Neither the toddler nor the tween is going to listen to a big lecture. A toddler needs simple, direct quick discipline. A tween is most likely to respond to punishment that removes her from her peers. Despite your best effort, both the toddler and the tween are likely to keep doing the same bad thing for a while. Understanding where they are in life is key to picking the right approach to discipline and preventing your personal frustration.

3. Overdoing or underdoing it

The punishment should fit the crime, not your frustration level. Punishment needs to be something feasible and appropriate for the offense. Taking a deep breath and really thinking about what the child did wrong and what an appropriate punishment might be will save years of frustration from a child wondering why spilling milk deserves two weeks grounding while punching her little sister results only in a stern, "Don't hit your sister again." Make the punishment fit the crime, not your frustration level.

For a punishment to work well it needs to be something your child doesn't want to have happen again. Taking away video games, sending the kid to their room, declaring a time-out or losing screen time (computer and/or TV) generally works. Do not take away positive things like team sports or dance class. These items promote positive choices and should not be used for punishment.

4. Rewarding good behavior works better than punishing bad behavior

The solution is to catch your child being good. If she goes 15 minutes without picking on her sister, offer kudos.

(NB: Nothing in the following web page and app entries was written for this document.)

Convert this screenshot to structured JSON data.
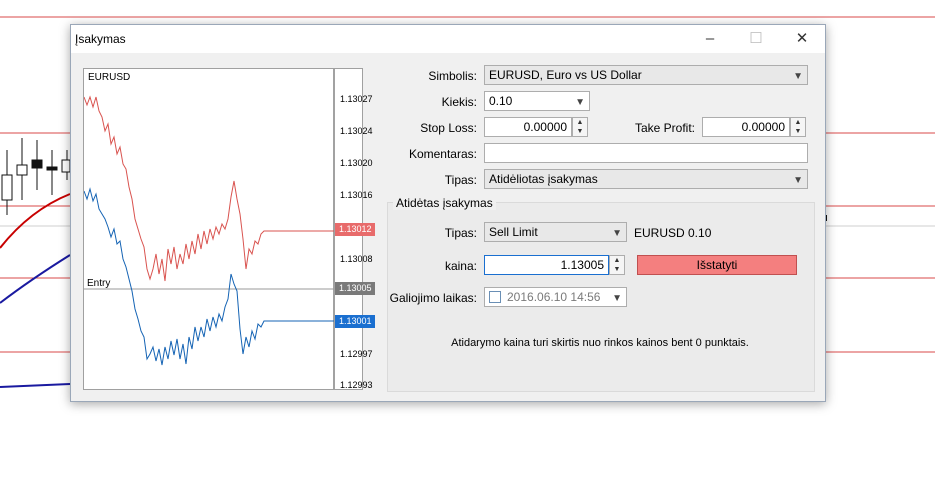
{
  "window": {
    "title": "Įsakymas",
    "minimize_glyph": "–",
    "maximize_glyph": "☐",
    "close_glyph": "✕"
  },
  "preview": {
    "symbol": "EURUSD",
    "entry_label": "Entry",
    "price_ticks": [
      "1.13027",
      "1.13024",
      "1.13020",
      "1.13016",
      "1.13008",
      "1.12997",
      "1.12993"
    ],
    "ask_tag": "1.13012",
    "entry_tag": "1.13005",
    "bid_tag": "1.13001",
    "colors": {
      "ask_line": "#d9534f",
      "bid_line": "#1463b4",
      "ask_tag": "#e86b6b",
      "entry_tag": "#7a7a7a",
      "bid_tag": "#1a6fd0"
    }
  },
  "form": {
    "symbol_label": "Simbolis:",
    "symbol_value": "EURUSD, Euro vs US Dollar",
    "volume_label": "Kiekis:",
    "volume_value": "0.10",
    "stoploss_label": "Stop Loss:",
    "stoploss_value": "0.00000",
    "takeprofit_label": "Take Profit:",
    "takeprofit_value": "0.00000",
    "comment_label": "Komentaras:",
    "comment_value": "",
    "type_label": "Tipas:",
    "type_value": "Atidėliotas įsakymas"
  },
  "pending": {
    "group_title": "Atidėtas įsakymas",
    "type_label": "Tipas:",
    "type_value": "Sell Limit",
    "summary": "EURUSD 0.10",
    "price_label": "kaina:",
    "price_value": "1.13005",
    "place_button": "Išstatyti",
    "expiry_label": "Galiojimo laikas:",
    "expiry_value": "2016.06.10 14:56",
    "note": "Atidarymo kaina turi skirtis nuo rinkos kainos bent 0 punktais."
  }
}
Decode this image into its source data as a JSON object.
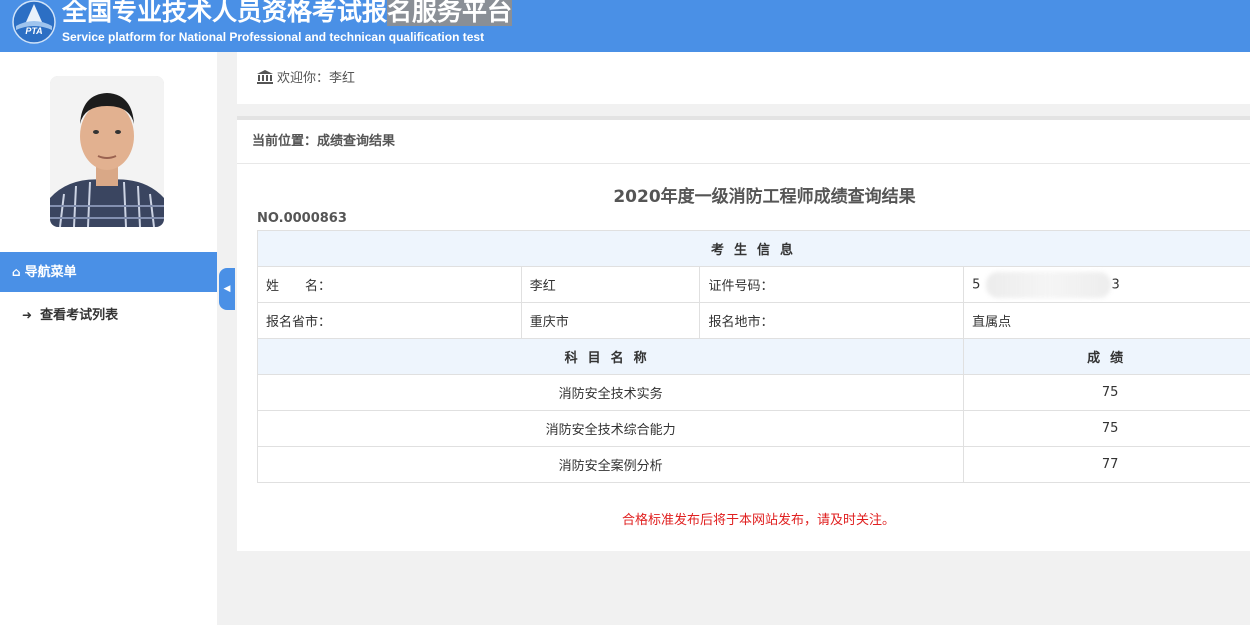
{
  "header": {
    "title_a": "全国专业技术人员资格考试报",
    "title_b": "名服务平台",
    "subtitle": "Service platform for National Professional and technican qualification test",
    "logo_text": "PTA"
  },
  "sidebar": {
    "nav_title": "导航菜单",
    "items": [
      {
        "label": "查看考试列表"
      }
    ]
  },
  "welcome": {
    "text": "欢迎你：李红"
  },
  "breadcrumb": {
    "text": "当前位置：成绩查询结果"
  },
  "result": {
    "title": "2020年度一级消防工程师成绩查询结果",
    "number": "NO.0000863",
    "section_info": "考生信息",
    "name_label": "姓　　名：",
    "name_value": "李红",
    "id_label": "证件号码：",
    "id_value_start": "5",
    "id_value_end": "3",
    "province_label": "报名省市：",
    "province_value": "重庆市",
    "city_label": "报名地市：",
    "city_value": "直属点",
    "subject_header": "科目名称",
    "score_header": "成绩",
    "subjects": [
      {
        "name": "消防安全技术实务",
        "score": "75"
      },
      {
        "name": "消防安全技术综合能力",
        "score": "75"
      },
      {
        "name": "消防安全案例分析",
        "score": "77"
      }
    ],
    "note": "合格标准发布后将于本网站发布，请及时关注。"
  },
  "colors": {
    "brand": "#4a90e6",
    "note": "#e02020",
    "section_bg": "#eef5fd"
  }
}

Even if it's only five minutes, try your best to notice it. You'll be surprised how effective this can be. It's human nature to like praise, and to want to please the people we love. Praise is more effective in changing behavior 5 to 1 over punishment.

Praise can work in other ways too. As you enter a store, instead of saying, "If you don't behave, I'll be really angry and you won't get a treat," try saying, "We have to get the shopping done, and I need help. If everyone is good and helps me, we'll stop for ice cream on the way home." Which would you rather hear, the threat or the reward?

5. Be calm

This is the most important and useful tool of Good Choice Parenting. When you raise your voice a child will raise their voice. When you are upset a child will become upset. When a child sees your frustration they believe they can negotiate and continue to persuade you to their way of thinking. Stay calm and take this tool away from the child.

State your desire, "quit whining, go to your room and clean it," in a calm, concise voice and never waiver. When a child starts to negotiate, whine, cry, becomes frustrated and refuses your direction, restate your direction in a clear, calm voice and continue to do so until the child follows your directions.

Stick with it. Good Choice Parenting works if continuously applied. A quick story - my daughter at 9 years old got into trouble for talking back to her mom. I told her in a calm voice she could not go to her friend Lindsay's birthday party due to her disrespect. She started crying, ran to the car (we were not home) and continued to cry for longer than I thought normal. I opened the car door and ask my little girl, "What's wrong?" She said crying, "I want to go to Lindsey's party but I know I can't because when you say something you mean it." My eyes welled for her pain but knew I did my job as a parent. It was a good feeling.

Bill Rutherford is a psychotherapist, public speaker, elementary school counselor, adjunct college psychology instructor and executive chef, and owner of Rutherford Education Group. Please e-mail him at and check out

Recent Headlines